Options for the Ohio Legislature

Sponsors of the legislation have been misled about, or fail to understand, the Supreme Court’s jurisprudence with respect to the constitutionality of life without parole sentences for juvenile killers. The premise of the legislation is flawed: The sentence is not unconstitutional, as long as it is not mandatory.

If the legislation advances out of committee next week, the House speaker should refuse to bring up the bill because it is based on a false premise. The bill would expire at the end of the year.

Alternatively, the legislation should be amended so as not to apply retroactively. It is simply not fair to the victims of these horrible crimes, and their families, to have to relive these cases over and over. 

Since the court’s decision in Miller v. Alabama already requires the sentencing judge to hold a new sentencing hearing to determine whether the murderer is “permanently incorrigible,” the victims will be put through hell again. 

Fairness and compassion for victims’ rights dictate that the Legislature not victimize them again by passing legislation that applies to those who have been sentenced already and whose convictions have been upheld on appeal. 

The governor always has the power to commute their sentences or give them a pardon. 

Legislators could hold meaningful hearings next year on the factors that judges must consider under the Supreme Court’s Miller v. Alabama case before sentencing an appropriate teenage murderer to life without parole. The “permanently incorrigible” standard could act as a floor, and the Legislature could require a sentencing judge to analyze specific additional factors and make findings before considering a sentence of life without parole. 

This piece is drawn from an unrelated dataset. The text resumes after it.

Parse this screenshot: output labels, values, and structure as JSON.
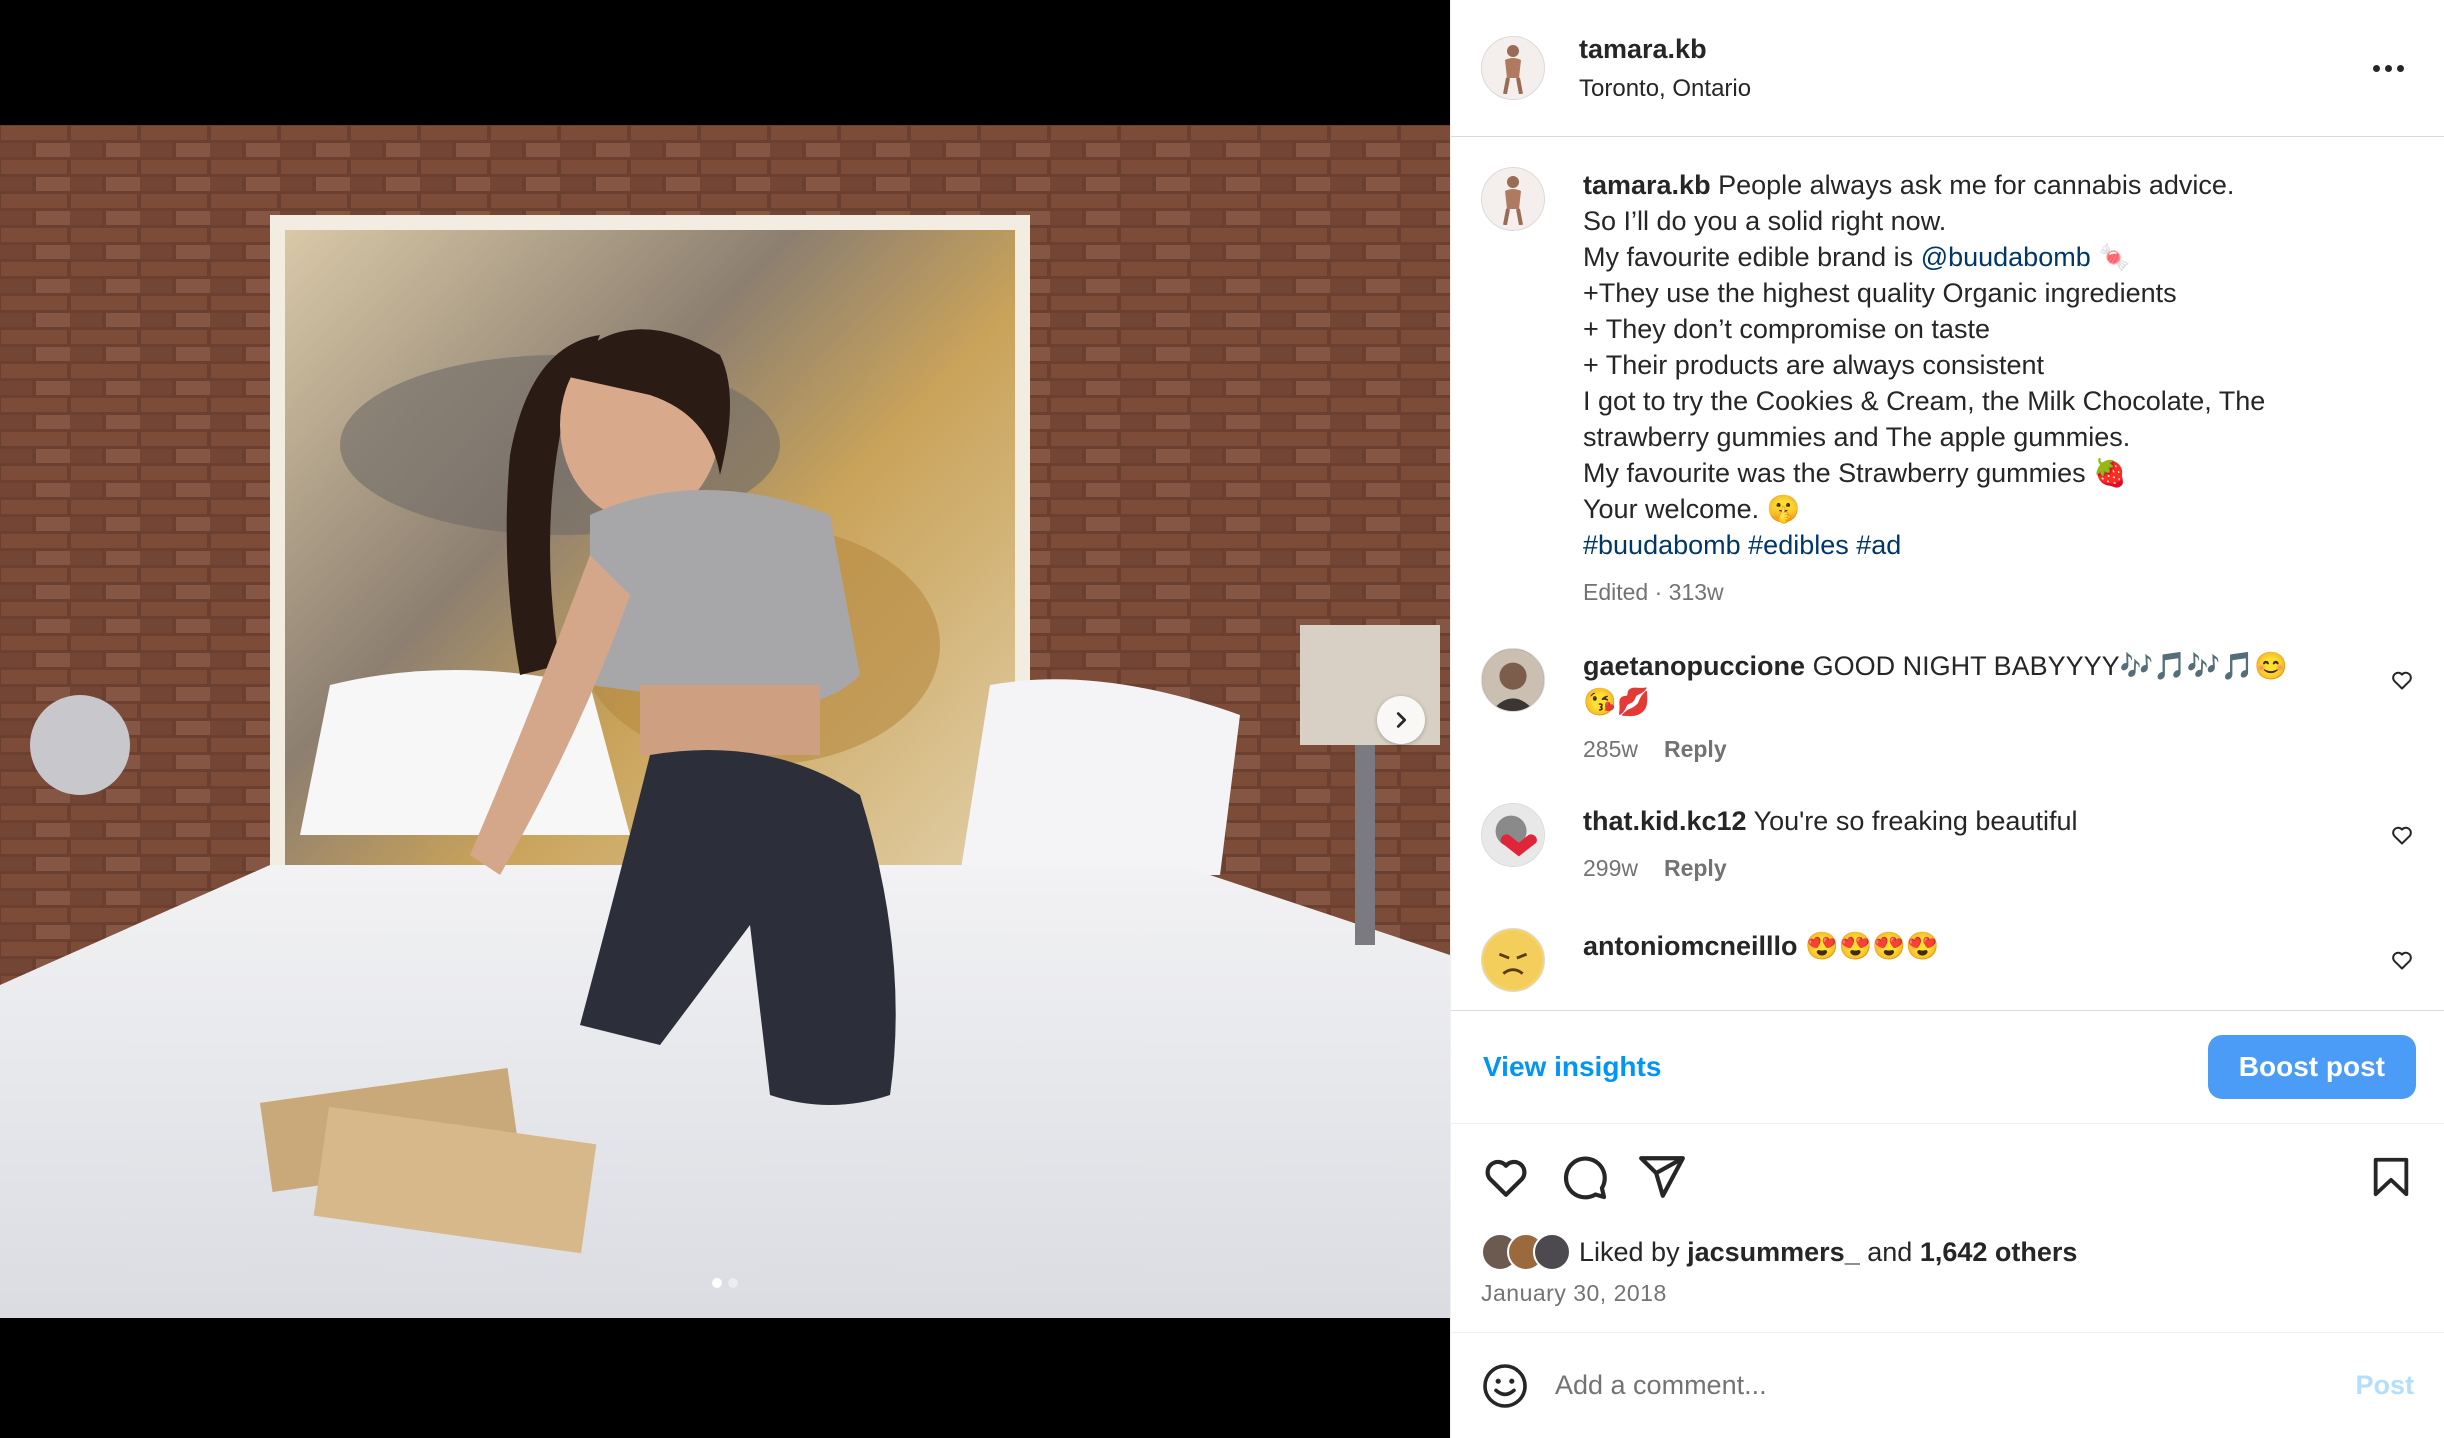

There’s no compelling reason to hastily enact legislation related to juvenile life without parole sentences in Ohio. The sentence is rarely sought, and rarely handed down, and only for the most heinous murderers. 

Rather than rush through a bill based on a false premise, Ohio legislators should table this bill and start from scratch next year with a full understanding of Supreme Court precedent, and consider the options discussed here and in my written testimony.

This piece originally appeared in The Daily Signal